The U.S. Department of Defense announced this week that the bodies of 388 members of the U.S. Navy and Marines would be exhumed and identified.
Sen. Christopher Murphy and Sen. Richard Blumenthal, among a bipartisan group of 15 senators, had been pushing for the exhumation for a year. Among the 388 bodies that have yet to be conclusively identified — Marines and sailors who lost their lives aboard the USS Oklahoma during the Japanese attack on Pearl Harbor in December, 1941 — two were Connecticut residents.
“This is fantastic news and a huge step forward in bringing comfort and closure to not only two families in Connecticut, but also to hundreds of other families across the United States,” Murphy said. “For nearly 70 years, these families never knew the final resting place of their loved ones. These heroes — who made the ultimate sacrifice — died protecting our great nation and will finally be laid to rest, like they deserve, in a place of their families’ choosing.”
The 429 American servicemen were aboard the USS Oklahoma when it was attacked on Dec. 7, 1941. The ship sank after being struck by several torpedoes.
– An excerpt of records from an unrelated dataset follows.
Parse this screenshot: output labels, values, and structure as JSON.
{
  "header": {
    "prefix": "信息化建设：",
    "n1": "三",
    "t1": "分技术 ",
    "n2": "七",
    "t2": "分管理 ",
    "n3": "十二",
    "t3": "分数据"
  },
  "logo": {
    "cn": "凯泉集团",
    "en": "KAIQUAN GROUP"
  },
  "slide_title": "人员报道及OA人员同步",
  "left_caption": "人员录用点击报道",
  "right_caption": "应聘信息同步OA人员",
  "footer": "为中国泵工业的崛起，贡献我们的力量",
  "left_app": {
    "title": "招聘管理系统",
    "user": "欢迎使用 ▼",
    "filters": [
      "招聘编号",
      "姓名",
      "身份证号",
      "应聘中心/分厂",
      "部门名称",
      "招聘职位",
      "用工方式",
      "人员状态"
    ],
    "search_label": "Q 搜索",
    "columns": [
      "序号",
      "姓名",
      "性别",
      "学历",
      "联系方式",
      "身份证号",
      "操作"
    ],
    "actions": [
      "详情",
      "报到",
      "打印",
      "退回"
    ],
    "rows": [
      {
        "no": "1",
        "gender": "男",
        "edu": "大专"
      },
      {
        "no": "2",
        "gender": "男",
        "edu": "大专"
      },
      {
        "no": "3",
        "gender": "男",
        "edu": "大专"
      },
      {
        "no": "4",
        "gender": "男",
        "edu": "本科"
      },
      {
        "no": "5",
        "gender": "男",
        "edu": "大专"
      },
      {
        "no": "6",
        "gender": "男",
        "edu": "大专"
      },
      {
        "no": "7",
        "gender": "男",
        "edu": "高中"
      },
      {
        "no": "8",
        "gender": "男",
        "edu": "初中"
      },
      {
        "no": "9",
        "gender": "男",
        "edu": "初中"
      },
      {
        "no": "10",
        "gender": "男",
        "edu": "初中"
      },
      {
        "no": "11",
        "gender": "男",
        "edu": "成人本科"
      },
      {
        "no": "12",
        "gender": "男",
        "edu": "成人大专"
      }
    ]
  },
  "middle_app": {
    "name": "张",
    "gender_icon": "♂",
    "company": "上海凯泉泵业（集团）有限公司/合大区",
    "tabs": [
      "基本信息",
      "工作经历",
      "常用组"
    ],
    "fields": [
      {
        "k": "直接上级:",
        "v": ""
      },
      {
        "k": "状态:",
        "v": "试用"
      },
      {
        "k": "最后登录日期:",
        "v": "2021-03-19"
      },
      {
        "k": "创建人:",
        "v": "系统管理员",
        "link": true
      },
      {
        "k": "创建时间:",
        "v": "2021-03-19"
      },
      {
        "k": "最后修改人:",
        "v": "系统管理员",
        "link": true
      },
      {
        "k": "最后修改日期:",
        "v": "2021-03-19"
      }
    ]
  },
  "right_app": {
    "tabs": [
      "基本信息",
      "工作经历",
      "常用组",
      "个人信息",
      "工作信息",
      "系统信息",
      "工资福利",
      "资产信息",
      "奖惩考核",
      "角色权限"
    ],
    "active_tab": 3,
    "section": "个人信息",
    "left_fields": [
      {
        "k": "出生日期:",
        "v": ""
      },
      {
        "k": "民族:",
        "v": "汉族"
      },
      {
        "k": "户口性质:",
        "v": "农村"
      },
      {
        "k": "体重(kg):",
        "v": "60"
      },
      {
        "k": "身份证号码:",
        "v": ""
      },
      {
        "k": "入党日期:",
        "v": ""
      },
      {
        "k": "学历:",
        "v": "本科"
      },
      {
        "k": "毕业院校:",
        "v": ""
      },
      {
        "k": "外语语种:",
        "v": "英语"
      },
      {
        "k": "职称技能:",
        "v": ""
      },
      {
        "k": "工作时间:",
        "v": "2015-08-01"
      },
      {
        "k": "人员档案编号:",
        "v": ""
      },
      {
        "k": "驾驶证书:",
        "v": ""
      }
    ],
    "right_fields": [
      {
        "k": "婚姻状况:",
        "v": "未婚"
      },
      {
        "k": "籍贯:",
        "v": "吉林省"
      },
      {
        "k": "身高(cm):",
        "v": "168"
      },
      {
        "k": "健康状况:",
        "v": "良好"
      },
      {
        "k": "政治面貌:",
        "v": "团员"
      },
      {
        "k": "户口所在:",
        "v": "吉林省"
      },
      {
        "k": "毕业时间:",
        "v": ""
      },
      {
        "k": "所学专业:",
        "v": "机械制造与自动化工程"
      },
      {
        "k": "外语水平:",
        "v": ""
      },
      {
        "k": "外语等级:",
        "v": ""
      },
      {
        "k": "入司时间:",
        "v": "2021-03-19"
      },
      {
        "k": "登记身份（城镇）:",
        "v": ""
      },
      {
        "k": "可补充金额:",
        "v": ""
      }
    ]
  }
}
Following the attack, 35 of those killed were positively identified and buried. Five more were identified in the 2003, according to a release issued by the Department of Defense.
Several attempts at identification have been made in the years since the attack, using dental records. The results from those attempts were ultimately inconclusive and the bodies were reinterred.
This latest identification attempt will employ DNA testing, according to the DOD, though Deputy Secretary of Defense Bob Work said efforts might not be completely conclusive.
“While not all families will receive an individual identification, we will strive to provide resolution to as many families as possible,” he said.
Nonetheless, Blumenthal said the effort was important, and a matter of “honor.”
“I am extremely pleased and grateful that the Department of Defense responded positively to this request,” he said. “It is a triumph for honor and a major step toward closure.”